::: DATA TO USE :::

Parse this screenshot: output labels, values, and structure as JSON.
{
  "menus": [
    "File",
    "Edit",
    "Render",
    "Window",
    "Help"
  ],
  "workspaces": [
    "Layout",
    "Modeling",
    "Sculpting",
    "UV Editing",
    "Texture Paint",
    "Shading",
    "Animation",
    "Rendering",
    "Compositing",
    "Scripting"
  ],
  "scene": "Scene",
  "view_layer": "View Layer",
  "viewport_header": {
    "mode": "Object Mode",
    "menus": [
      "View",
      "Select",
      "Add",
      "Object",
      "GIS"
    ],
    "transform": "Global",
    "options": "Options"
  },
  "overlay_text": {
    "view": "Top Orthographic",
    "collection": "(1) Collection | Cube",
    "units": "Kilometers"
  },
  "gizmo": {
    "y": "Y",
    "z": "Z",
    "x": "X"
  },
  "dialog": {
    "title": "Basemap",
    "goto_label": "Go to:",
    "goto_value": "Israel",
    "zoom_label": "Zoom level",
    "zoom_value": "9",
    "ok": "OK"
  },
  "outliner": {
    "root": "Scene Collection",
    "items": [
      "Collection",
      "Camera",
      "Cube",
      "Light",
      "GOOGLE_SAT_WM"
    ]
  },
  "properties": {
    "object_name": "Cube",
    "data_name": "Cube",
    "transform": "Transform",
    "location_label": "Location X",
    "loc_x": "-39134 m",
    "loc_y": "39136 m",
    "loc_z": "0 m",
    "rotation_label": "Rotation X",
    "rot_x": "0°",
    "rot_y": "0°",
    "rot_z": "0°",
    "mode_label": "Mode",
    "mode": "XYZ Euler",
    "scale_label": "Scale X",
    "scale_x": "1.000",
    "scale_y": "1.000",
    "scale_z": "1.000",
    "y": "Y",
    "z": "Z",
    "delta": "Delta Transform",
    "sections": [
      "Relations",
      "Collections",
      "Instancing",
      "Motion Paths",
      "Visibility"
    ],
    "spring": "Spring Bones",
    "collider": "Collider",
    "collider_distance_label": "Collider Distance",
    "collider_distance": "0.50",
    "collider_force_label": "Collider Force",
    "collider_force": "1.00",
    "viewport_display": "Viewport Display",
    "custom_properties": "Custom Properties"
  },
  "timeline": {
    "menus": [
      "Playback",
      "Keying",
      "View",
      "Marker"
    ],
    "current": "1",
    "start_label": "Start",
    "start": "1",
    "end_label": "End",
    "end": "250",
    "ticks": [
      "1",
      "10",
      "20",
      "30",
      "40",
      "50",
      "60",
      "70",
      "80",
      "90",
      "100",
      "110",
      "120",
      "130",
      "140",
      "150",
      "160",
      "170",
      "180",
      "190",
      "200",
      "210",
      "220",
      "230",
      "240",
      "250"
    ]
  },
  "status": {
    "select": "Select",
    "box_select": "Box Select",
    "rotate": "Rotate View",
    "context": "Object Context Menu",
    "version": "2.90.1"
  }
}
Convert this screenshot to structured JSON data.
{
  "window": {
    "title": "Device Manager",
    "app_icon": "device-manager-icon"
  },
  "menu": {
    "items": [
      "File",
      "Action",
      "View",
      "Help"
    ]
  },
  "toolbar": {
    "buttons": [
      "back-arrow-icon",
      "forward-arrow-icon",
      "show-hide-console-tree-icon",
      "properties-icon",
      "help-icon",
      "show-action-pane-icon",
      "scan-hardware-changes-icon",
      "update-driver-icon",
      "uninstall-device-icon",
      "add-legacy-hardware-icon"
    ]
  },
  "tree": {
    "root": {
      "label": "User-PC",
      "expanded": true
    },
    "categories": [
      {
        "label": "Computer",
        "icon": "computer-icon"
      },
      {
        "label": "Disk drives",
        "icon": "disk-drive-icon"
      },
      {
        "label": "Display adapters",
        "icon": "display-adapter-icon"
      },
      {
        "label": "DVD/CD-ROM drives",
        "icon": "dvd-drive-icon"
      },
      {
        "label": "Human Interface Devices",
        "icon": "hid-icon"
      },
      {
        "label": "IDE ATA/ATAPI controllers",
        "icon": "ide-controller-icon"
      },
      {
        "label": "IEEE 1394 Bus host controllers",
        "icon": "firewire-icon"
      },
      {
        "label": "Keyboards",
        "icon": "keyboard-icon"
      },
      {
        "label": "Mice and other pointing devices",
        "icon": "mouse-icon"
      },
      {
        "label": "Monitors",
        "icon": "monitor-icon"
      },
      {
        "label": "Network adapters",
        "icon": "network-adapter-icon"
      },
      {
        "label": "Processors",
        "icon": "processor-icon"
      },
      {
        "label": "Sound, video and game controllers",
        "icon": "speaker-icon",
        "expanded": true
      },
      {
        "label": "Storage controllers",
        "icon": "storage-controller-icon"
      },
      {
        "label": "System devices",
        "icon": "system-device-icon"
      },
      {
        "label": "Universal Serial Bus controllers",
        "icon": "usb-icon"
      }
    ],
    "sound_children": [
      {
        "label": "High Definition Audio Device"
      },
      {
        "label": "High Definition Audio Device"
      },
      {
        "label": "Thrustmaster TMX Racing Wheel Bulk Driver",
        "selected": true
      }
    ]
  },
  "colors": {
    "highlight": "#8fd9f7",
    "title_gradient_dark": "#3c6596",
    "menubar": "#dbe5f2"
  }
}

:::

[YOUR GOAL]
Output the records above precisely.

[WRITTEN SOLUTION]
Parse this screenshot: output labels, values, and structure as JSON.
{
  "menus": [
    "File",
    "Edit",
    "Render",
    "Window",
    "Help"
  ],
  "workspaces": [
    "Layout",
    "Modeling",
    "Sculpting",
    "UV Editing",
    "Texture Paint",
    "Shading",
    "Animation",
    "Rendering",
    "Compositing",
    "Scripting"
  ],
  "scene": "Scene",
  "view_layer": "View Layer",
  "viewport_header": {
    "mode": "Object Mode",
    "menus": [
      "View",
      "Select",
      "Add",
      "Object",
      "GIS"
    ],
    "transform": "Global",
    "options": "Options"
  },
  "overlay_text": {
    "view": "Top Orthographic",
    "collection": "(1) Collection | Cube",
    "units": "Kilometers"
  },
  "gizmo": {
    "y": "Y",
    "z": "Z",
    "x": "X"
  },
  "dialog": {
    "title": "Basemap",
    "goto_label": "Go to:",
    "goto_value": "Israel",
    "zoom_label": "Zoom level",
    "zoom_value": "9",
    "ok": "OK"
  },
  "outliner": {
    "root": "Scene Collection",
    "items": [
      "Collection",
      "Camera",
      "Cube",
      "Light",
      "GOOGLE_SAT_WM"
    ]
  },
  "properties": {
    "object_name": "Cube",
    "data_name": "Cube",
    "transform": "Transform",
    "location_label": "Location X",
    "loc_x": "-39134 m",
    "loc_y": "39136 m",
    "loc_z": "0 m",
    "rotation_label": "Rotation X",
    "rot_x": "0°",
    "rot_y": "0°",
    "rot_z": "0°",
    "mode_label": "Mode",
    "mode": "XYZ Euler",
    "scale_label": "Scale X",
    "scale_x": "1.000",
    "scale_y": "1.000",
    "scale_z": "1.000",
    "y": "Y",
    "z": "Z",
    "delta": "Delta Transform",
    "sections": [
      "Relations",
      "Collections",
      "Instancing",
      "Motion Paths",
      "Visibility"
    ],
    "spring": "Spring Bones",
    "collider": "Collider",
    "collider_distance_label": "Collider Distance",
    "collider_distance": "0.50",
    "collider_force_label": "Collider Force",
    "collider_force": "1.00",
    "viewport_display": "Viewport Display",
    "custom_properties": "Custom Properties"
  },
  "timeline": {
    "menus": [
      "Playback",
      "Keying",
      "View",
      "Marker"
    ],
    "current": "1",
    "start_label": "Start",
    "start": "1",
    "end_label": "End",
    "end": "250",
    "ticks": [
      "1",
      "10",
      "20",
      "30",
      "40",
      "50",
      "60",
      "70",
      "80",
      "90",
      "100",
      "110",
      "120",
      "130",
      "140",
      "150",
      "160",
      "170",
      "180",
      "190",
      "200",
      "210",
      "220",
      "230",
      "240",
      "250"
    ]
  },
  "status": {
    "select": "Select",
    "box_select": "Box Select",
    "rotate": "Rotate View",
    "context": "Object Context Menu",
    "version": "2.90.1"
  }
}
Convert this screenshot to structured JSON data.
{
  "window": {
    "title": "Device Manager",
    "app_icon": "device-manager-icon"
  },
  "menu": {
    "items": [
      "File",
      "Action",
      "View",
      "Help"
    ]
  },
  "toolbar": {
    "buttons": [
      "back-arrow-icon",
      "forward-arrow-icon",
      "show-hide-console-tree-icon",
      "properties-icon",
      "help-icon",
      "show-action-pane-icon",
      "scan-hardware-changes-icon",
      "update-driver-icon",
      "uninstall-device-icon",
      "add-legacy-hardware-icon"
    ]
  },
  "tree": {
    "root": {
      "label": "User-PC",
      "expanded": true
    },
    "categories": [
      {
        "label": "Computer",
        "icon": "computer-icon"
      },
      {
        "label": "Disk drives",
        "icon": "disk-drive-icon"
      },
      {
        "label": "Display adapters",
        "icon": "display-adapter-icon"
      },
      {
        "label": "DVD/CD-ROM drives",
        "icon": "dvd-drive-icon"
      },
      {
        "label": "Human Interface Devices",
        "icon": "hid-icon"
      },
      {
        "label": "IDE ATA/ATAPI controllers",
        "icon": "ide-controller-icon"
      },
      {
        "label": "IEEE 1394 Bus host controllers",
        "icon": "firewire-icon"
      },
      {
        "label": "Keyboards",
        "icon": "keyboard-icon"
      },
      {
        "label": "Mice and other pointing devices",
        "icon": "mouse-icon"
      },
      {
        "label": "Monitors",
        "icon": "monitor-icon"
      },
      {
        "label": "Network adapters",
        "icon": "network-adapter-icon"
      },
      {
        "label": "Processors",
        "icon": "processor-icon"
      },
      {
        "label": "Sound, video and game controllers",
        "icon": "speaker-icon",
        "expanded": true
      },
      {
        "label": "Storage controllers",
        "icon": "storage-controller-icon"
      },
      {
        "label": "System devices",
        "icon": "system-device-icon"
      },
      {
        "label": "Universal Serial Bus controllers",
        "icon": "usb-icon"
      }
    ],
    "sound_children": [
      {
        "label": "High Definition Audio Device"
      },
      {
        "label": "High Definition Audio Device"
      },
      {
        "label": "Thrustmaster TMX Racing Wheel Bulk Driver",
        "selected": true
      }
    ]
  },
  "colors": {
    "highlight": "#8fd9f7",
    "title_gradient_dark": "#3c6596",
    "menubar": "#dbe5f2"
  }
}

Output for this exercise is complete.